What a treat that American poet laureate Joy Harjo shared with an audience at the Peter White Public Library last month, as part of the NEA Big Read. The National Endowment for the Arts recently released the 2022/2023 List of Books for which communities can select and write grant applications, for next year’s Big Read. Here are a few from the list.
“Nothing to see here” by Kevin Wilson tests the bond of family ties, with the pressure to preserve appearances, all enveloped in children who spontaneously ignite when they are upset. The twins come to live with their father, who hopes to become secretary of state in the coming months. This means that they will need to be present, but only for the photos, not to bond with their father, stepmother and stepbrother. Enter Lillian, a 28-year-old grocery clerk who went to school with the mother – Madison. She was asked to take care of the children, to try to find a way to help them control the outbreaks of fire. Lillian is at the forefront of politics, pain and growth that can arise in families, and finds herself defining her own role in the family. This laughing book has the most satisfying end.

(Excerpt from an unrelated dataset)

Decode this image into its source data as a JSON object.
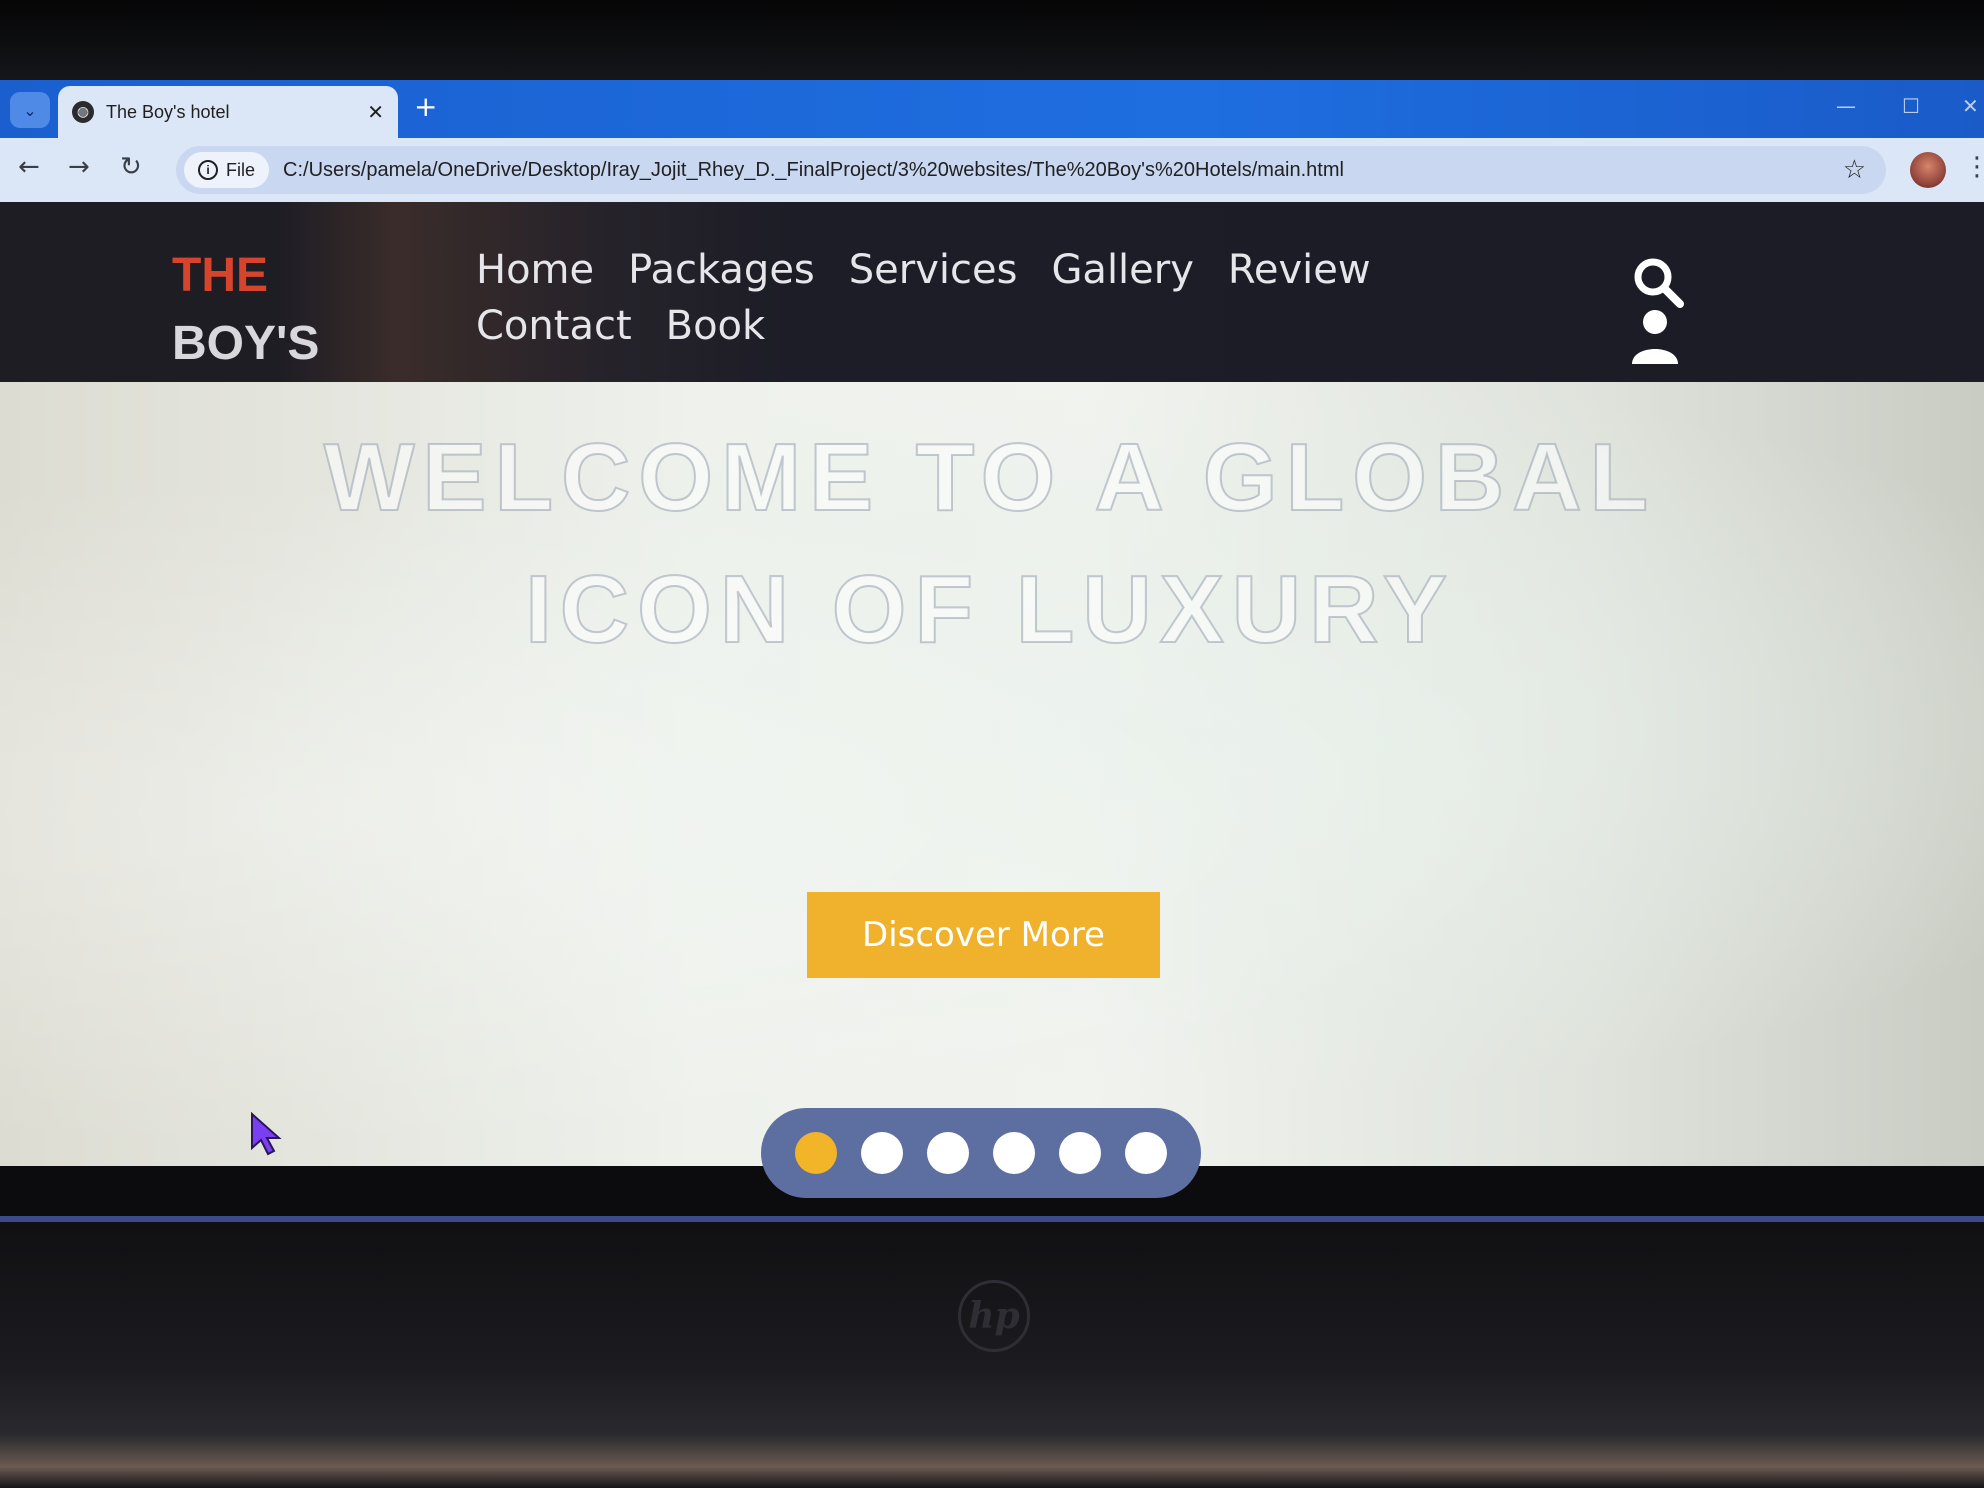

“The bear” by Andrew Krivak. In an Edenic future, a girl and her father are the last two humans on Earth. They live off the dirt in a log cabin on a mountain in New England. Every year of her life, the father teaches the daughter a new survival skill, how to hunt, how to salt meat, how to sew clothes, how to make a bow – to name a few. While traveling east to the ocean to find salt to cure the meat, her father has an accident, becomes ill and dies. The girl is now lost and alone in the desert. A bear appears and offers to guide the girl home. The journey will test her resolve and newfound skills, as she mourns her loss and discovers her strength to continue.
“Heartland: A Memoir of Working Hard and Being Broke in the Richest Country on the Planet” (memory) by Sarah Smarsh. Journalist Smarsh documents her family history in Kansas in the 1980s and 1990s. Cyclical poverty, abusive relationships, unsafe working conditions, untreated health issues, all create tension for Smarsh’s family who yearns for a burst of success offered by the American Dream. Smarsh shares memories of what the economic crisis of the 80s meant for his Heartland community. How her family dreamed of a better life, took a risk, but failed, not once, but again, and again and again. It is a testament to the courage of people who did not dream of riches, but of affording the basic supplies of life.
“Can’t we talk about something nicer?” “ By Roz Chast is a funny laugh. Often. In these graphic novel-style memoirs, Chast recounts how she experienced her parents’ final years in their Brooklyn apartment, then in a retirement home. And they don’t want to talk about death. This leaves Chast to make the decisions, while respecting the dignity and independence of his parents. And his parents are fiercely independent. Split between going to town to meet the needs of his parents, raising his own family in the upstate and working as a designer, Chast explains it all. The good, the bad, the funny, the crude, the hurt, the tough. Those with aging parents and those who support caregivers will identify with and appreciate this book. It’s full of great topics for conversation with your own aging parents.
“Sitting pretty: the sight of my ordinary resilient disabled body” by Rebekah Taussig. In her revealing memoir, Taussig doesn’t suffer at all when she writes her thoughts on disability today. Through stories about when she lived with others and alone, Taussig is straightforward, honest, and hilarious. She challenges the complex issues of charity and acts of kindness, how disability is portrayed in the media, and how disability affects us all. It is a book that everyone should read.
“Infinite country” by Patricia Engel is a story of finding your identity, when one half of a family exists in one culture, and the other half exists in another. For 16-year-old Colombian Talia, the reunification of her family (in Bogota and America) could help her give meaning to her life. She has lived with her father in Bogota since he was deported from the United States when she was little. Her mother, older brother and sister stayed behind. It is the story of two countries and a family that cannot be together because of immigration status. Both a story of love and loss, this book provides meaningful insight into a national conversation and the impact of policies on real life.
By Jenifer Kilpela